WHAT THIS TASK INVOLVES ▸ Going line by line through the records below, count those with the word "垃圾分类试卷" and give only the count.

═════ LISTED ENTRIES

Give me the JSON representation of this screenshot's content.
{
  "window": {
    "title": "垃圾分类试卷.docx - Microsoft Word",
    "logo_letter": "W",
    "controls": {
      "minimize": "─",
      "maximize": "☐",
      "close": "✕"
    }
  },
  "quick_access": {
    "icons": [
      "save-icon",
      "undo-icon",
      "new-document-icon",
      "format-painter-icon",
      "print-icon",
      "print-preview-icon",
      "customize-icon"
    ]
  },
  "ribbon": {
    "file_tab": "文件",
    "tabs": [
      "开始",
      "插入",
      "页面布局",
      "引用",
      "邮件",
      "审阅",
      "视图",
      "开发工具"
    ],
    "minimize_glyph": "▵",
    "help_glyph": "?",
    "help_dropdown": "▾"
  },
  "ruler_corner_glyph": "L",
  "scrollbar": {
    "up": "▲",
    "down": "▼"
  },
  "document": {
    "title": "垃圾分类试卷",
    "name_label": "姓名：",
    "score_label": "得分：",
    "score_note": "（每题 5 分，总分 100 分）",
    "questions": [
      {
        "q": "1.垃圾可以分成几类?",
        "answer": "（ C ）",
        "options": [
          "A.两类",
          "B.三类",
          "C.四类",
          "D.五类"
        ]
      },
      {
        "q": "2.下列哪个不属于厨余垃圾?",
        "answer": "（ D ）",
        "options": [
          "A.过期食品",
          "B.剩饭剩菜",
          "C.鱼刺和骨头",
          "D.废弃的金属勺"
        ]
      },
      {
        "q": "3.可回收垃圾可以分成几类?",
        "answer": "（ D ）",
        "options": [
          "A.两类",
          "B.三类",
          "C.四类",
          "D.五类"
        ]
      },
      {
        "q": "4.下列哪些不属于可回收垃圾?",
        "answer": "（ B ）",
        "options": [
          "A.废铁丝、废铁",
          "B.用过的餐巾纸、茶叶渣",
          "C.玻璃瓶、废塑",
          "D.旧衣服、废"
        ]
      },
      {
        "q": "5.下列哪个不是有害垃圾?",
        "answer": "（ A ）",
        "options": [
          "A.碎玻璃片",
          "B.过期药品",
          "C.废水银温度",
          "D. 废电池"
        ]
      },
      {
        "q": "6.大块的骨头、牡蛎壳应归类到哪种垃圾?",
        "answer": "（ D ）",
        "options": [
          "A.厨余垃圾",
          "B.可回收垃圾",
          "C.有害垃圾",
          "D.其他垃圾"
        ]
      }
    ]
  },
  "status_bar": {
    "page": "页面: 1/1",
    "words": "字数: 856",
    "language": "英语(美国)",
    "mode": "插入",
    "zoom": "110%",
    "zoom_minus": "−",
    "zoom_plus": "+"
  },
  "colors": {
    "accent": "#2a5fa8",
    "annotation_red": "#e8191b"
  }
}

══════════

ANSWER SPACE ▸ 2